[Source data]
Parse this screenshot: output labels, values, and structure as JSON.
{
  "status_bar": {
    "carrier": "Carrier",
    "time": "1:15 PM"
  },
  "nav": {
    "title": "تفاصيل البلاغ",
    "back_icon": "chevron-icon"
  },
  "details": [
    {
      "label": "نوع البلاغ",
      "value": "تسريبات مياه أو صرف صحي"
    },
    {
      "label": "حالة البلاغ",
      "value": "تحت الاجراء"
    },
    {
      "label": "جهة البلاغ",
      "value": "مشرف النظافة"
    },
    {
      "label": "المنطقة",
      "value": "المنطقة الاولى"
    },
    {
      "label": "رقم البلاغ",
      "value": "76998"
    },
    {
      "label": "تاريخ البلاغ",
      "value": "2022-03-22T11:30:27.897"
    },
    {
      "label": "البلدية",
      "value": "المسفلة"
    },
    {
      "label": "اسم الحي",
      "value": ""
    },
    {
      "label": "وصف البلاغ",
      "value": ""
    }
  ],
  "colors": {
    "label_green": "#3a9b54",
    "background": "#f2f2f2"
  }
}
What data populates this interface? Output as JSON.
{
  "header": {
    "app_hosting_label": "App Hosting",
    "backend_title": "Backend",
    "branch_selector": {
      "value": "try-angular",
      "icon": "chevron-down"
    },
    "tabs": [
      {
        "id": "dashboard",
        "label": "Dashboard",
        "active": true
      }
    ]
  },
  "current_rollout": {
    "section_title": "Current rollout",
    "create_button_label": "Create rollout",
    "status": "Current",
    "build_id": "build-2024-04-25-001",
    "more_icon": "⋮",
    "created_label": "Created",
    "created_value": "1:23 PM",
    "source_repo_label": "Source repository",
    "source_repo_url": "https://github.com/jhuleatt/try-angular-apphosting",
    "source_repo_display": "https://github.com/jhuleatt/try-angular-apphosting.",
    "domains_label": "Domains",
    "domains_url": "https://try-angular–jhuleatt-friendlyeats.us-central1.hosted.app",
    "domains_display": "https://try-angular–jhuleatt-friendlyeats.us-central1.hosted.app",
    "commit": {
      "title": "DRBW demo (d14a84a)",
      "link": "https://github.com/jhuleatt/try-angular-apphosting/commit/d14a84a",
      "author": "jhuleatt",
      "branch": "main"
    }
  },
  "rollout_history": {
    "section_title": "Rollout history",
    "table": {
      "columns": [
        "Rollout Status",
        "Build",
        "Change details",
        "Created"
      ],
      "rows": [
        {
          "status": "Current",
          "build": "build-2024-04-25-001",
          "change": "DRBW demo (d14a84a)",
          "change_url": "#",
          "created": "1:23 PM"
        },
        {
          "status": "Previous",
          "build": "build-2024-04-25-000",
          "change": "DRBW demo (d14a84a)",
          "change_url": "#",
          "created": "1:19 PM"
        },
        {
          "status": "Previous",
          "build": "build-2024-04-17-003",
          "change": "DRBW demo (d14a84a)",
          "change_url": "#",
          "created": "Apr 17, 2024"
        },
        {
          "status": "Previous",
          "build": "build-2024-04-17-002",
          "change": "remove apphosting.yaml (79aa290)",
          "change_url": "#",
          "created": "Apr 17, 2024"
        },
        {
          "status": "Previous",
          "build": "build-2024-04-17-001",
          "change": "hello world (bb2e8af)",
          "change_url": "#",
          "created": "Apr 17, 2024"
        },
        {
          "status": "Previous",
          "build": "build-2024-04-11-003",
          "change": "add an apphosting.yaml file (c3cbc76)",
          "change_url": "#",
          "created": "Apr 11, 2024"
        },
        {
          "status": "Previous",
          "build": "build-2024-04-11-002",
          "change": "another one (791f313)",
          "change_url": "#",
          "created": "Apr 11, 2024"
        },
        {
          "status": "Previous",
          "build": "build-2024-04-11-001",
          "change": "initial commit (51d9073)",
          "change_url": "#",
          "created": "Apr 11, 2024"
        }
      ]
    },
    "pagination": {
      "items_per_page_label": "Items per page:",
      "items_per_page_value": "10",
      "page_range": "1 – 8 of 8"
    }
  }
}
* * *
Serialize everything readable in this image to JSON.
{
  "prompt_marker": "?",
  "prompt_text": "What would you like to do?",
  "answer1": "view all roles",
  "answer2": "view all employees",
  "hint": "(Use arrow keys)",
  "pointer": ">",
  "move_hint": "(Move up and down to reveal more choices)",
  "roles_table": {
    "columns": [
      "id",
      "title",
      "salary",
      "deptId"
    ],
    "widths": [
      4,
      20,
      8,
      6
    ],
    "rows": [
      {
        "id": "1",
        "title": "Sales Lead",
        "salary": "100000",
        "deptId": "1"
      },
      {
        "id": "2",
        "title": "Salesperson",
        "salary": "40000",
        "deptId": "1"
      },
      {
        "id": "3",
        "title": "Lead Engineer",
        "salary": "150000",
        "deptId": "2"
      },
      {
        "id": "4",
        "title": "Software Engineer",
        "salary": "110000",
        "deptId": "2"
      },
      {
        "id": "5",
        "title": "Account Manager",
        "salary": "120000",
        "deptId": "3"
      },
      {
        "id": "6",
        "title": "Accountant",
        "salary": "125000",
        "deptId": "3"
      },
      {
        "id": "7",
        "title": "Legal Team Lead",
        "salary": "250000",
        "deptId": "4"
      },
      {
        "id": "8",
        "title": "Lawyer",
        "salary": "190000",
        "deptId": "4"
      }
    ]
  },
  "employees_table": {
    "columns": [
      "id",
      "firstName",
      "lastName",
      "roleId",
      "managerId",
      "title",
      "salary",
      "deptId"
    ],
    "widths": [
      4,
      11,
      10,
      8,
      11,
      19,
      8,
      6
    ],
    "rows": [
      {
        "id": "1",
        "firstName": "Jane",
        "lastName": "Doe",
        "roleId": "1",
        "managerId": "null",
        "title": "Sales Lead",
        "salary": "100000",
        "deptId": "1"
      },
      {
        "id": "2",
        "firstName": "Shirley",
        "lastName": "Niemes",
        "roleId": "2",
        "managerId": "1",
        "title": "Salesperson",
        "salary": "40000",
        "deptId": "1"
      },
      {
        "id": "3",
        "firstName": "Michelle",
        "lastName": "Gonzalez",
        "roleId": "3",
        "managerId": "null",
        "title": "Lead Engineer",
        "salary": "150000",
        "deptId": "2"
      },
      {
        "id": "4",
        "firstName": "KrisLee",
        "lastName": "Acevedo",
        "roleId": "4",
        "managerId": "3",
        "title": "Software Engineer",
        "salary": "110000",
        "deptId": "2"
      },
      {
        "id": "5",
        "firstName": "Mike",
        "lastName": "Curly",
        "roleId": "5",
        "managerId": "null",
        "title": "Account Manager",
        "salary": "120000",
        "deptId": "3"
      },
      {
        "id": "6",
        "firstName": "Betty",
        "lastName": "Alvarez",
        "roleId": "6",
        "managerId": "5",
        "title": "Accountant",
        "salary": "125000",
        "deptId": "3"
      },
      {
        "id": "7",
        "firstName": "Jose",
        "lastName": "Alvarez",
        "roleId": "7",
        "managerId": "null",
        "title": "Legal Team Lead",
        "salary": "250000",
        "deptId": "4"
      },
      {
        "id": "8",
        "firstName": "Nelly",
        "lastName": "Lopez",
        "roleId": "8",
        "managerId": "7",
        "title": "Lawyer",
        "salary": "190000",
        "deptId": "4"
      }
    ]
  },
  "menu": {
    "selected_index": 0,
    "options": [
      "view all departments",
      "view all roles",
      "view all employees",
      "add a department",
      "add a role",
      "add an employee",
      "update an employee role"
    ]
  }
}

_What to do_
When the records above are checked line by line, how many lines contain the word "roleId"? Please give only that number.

_Answer for this exercise_
9